Sustainable routes to satisfying the World’s growing demand for goods

A new research paper written by John Rogers and Samuel Cooper has been published in the proceedings of the Global Conference on Energy and Sustainable Development 2015. The conference was held in Coventry from the 24th to the 26th of February 2015, and the paper is titled ‘Product Renovation and shared ownership: Sustainable routes to satisfying the World’s growing demand for goods’. 
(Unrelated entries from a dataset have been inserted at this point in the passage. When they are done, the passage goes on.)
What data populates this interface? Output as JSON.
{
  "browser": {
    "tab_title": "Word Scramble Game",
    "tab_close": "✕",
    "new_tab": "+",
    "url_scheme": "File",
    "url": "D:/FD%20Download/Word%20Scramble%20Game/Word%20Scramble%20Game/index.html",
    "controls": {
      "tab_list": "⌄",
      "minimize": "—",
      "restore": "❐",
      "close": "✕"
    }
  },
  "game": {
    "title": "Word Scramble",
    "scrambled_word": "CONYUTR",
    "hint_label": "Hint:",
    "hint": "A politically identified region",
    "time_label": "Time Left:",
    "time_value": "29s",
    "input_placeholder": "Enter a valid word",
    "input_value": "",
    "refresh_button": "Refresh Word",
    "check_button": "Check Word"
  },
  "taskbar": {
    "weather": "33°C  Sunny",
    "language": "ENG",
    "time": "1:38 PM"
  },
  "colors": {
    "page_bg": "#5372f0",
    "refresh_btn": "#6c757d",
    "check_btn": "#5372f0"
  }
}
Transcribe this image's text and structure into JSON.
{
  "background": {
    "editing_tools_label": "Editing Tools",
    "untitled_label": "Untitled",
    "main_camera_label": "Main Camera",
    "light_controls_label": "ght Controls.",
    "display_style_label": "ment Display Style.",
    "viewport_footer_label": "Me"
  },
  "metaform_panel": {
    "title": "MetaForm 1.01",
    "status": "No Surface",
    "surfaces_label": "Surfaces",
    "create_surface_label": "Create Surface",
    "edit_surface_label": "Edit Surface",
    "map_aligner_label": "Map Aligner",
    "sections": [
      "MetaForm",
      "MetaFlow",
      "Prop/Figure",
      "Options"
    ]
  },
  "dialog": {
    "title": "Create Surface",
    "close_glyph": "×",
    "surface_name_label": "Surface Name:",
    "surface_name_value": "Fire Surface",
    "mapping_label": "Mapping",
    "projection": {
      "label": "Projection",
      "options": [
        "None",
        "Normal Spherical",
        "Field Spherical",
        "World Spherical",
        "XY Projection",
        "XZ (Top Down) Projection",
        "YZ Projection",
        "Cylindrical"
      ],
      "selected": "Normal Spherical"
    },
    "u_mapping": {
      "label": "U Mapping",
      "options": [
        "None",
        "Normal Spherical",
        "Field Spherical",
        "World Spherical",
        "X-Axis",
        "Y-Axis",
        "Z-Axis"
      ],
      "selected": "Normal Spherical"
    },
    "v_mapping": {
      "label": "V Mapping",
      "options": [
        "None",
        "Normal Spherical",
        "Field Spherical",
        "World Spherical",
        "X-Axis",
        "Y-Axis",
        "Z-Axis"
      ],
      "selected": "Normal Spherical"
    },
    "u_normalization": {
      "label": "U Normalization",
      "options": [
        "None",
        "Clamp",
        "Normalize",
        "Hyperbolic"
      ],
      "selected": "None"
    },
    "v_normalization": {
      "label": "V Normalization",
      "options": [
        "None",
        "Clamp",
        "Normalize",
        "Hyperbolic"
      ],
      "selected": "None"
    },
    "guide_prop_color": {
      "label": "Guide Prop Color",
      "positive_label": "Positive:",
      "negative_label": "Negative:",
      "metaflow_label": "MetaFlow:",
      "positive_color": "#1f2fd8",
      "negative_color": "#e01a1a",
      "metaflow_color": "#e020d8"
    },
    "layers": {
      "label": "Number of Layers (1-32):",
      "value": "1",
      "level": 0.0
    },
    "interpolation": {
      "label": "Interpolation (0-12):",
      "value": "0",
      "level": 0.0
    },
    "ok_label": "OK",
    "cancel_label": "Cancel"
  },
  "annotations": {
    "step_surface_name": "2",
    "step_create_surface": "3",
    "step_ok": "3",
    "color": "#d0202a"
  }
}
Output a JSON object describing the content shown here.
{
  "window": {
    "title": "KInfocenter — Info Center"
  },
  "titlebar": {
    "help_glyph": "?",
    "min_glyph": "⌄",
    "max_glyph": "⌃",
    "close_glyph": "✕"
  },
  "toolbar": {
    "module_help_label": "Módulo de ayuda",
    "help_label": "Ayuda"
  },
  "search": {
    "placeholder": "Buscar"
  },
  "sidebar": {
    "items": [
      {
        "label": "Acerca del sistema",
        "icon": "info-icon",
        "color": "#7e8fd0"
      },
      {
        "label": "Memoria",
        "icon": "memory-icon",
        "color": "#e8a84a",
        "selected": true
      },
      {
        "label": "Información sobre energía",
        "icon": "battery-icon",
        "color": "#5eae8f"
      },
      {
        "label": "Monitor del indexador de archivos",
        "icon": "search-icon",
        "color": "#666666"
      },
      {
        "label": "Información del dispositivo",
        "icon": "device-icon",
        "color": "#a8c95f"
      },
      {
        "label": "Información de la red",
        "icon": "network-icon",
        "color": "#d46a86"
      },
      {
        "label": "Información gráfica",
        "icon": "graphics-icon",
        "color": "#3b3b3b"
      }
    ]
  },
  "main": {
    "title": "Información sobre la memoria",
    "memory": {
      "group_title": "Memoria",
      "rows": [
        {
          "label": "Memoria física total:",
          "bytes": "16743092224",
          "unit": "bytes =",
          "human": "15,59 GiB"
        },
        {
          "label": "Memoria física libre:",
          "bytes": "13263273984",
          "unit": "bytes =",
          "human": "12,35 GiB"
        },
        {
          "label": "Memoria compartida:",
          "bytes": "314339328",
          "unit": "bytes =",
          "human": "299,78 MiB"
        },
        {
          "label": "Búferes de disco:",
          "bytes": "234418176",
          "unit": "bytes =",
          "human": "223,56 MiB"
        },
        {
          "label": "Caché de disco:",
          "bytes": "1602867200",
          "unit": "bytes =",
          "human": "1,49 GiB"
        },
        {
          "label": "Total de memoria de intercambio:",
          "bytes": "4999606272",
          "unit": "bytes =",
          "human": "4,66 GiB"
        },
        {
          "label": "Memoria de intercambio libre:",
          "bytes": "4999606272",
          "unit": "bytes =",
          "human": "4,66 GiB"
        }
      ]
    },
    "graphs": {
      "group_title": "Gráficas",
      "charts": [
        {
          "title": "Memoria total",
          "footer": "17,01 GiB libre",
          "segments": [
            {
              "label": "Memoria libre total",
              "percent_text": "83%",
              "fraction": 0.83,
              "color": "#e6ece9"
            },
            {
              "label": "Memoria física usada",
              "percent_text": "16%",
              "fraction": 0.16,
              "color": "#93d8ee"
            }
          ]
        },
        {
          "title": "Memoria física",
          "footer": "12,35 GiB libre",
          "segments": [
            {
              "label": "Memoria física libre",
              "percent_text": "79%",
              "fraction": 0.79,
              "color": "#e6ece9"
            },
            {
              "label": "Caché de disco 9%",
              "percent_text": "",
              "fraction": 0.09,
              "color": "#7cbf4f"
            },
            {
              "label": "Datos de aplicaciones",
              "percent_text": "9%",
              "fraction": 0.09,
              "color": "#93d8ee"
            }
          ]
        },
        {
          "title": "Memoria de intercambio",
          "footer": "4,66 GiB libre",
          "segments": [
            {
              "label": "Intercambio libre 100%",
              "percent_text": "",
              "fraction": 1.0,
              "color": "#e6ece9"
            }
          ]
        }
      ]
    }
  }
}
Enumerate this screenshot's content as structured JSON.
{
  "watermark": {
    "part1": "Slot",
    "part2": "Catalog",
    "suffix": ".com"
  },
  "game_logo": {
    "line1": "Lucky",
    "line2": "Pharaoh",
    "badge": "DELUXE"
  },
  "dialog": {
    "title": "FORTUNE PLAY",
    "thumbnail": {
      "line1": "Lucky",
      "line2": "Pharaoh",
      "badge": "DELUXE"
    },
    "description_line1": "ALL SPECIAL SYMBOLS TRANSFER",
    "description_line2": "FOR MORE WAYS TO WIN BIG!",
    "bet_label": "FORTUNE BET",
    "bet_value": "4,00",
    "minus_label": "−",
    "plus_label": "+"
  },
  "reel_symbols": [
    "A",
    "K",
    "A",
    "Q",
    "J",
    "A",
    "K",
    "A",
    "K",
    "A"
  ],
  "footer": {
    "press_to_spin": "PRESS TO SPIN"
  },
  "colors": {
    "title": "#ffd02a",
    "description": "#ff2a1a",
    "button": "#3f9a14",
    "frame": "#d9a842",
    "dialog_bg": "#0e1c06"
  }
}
Abstract: It has been estimated that by 2030 the number of people who are wealthy enough to be considered as middle class consumers will have tripled. This will have a dramatic impact on the demands for primary materials and energy. Much work has been carried out on sustainable ways of meeting the World’s energy demands and some work has been carried out on the sustainable production and consumption of goods. It has been estimated that with improvements in design and manufacturing it is possible to reduce the primary material requirements by 30% to produce the current demand for goods. Whilst this is a crucial step on the production side, there will still be a doubling of primary material requirements by the end of the century because of an absolute rise in demand for goods and services. It is therefore clear that the consumption of products must also be explored. This is a key areas of research for the UK INDEMAND centre, which is investigating ways of reducing the UK’s industrial energy demand and demand for energy intensive materials. Our ongoing work shows that two strategies would result in considerable reductions in the demand for primary materials: product longevity and using goods more intensively ( which may requires increased durability). Product longevity and durability are not new ideas, but ones that can be applied across a raft of goods as methods of reducing the consumption of materials. With long life products there is a potential risk of outdated design and obsolescence, consequently there is a need to ensure upgradability and adaptability are incorporated at the design stage. If products last longer, then the production of new products can be diverted to emerging markets rather than the market for replacement goods. There are many goods which are only used occasionally, these goods do not normally wear out. The total demand for such could be drastically reduced if they were shared with other people. Sharing of goods has traditionally been conducted between friends or by hiring equipment. The use of modern communication systems and social media could enable the development of sharing co-ops and swap spaces that will increase the utilisation of goods and hence reduce the demand for new goods. This could also increase access to a range of goods for those on low incomes. From a series of workshops it has been found that the principal challenges are sociological rather than technological. This paper contains a discussion of these challenges and explores possible futures where these two strategies have been adopted. In addition, the barriers and opportunities that these strategies offer for consumers and businesses are identified, and areas where government policy could be instigated to bring about change are highlighted.

Integrating resource efficiency into climate mitigation policy in the EU

The 11th International Conference of the European Society for Ecological Economics (ESEE) was held at Leeds University on 30 June – 3 July 2015, with around 500 people attending. Kate Scott presented ongoing CIE-MAP research demonstrating how a greater integration of resource efficiency with climate change mitigation policy can contribute substantially to abating EU consumption-driven emissions. Current climate policy fails to address the link between resource consumption and embodied emissions, which can offset domestic emissions reductions due to emissions embodied in imports. Recognising the synergies between material consumption and emissions, and the importance of international trade in the environmental performance of countries, our research analyses the emissions associated with resource consumption in the EU: how much originate outside the EU; how many are captured within existing EU climate policy; how much additional emissions could EU climate policy capture by extending its energy efficiency policies to address the embodied impacts of products; and how much of the EU’s legislative emissions reductions could these deliver.

Download Kate’s presentation here.

Connecting material stocks to services: Steel use in UK vehicles

At the International Society of Industrial Ecology’s 2015 Conference Jonathan Norman presented work on Connecting material stocks to services: The example of steel use in UK vehicles. The work utilises a stock driven material flow analysis to assess how a number of scenarios covering both technology and user behaviour would influence future demand for steel and aluminium in UK passenger cars. The work is currently being extended for publication as a journal article.

Link to details and presentation: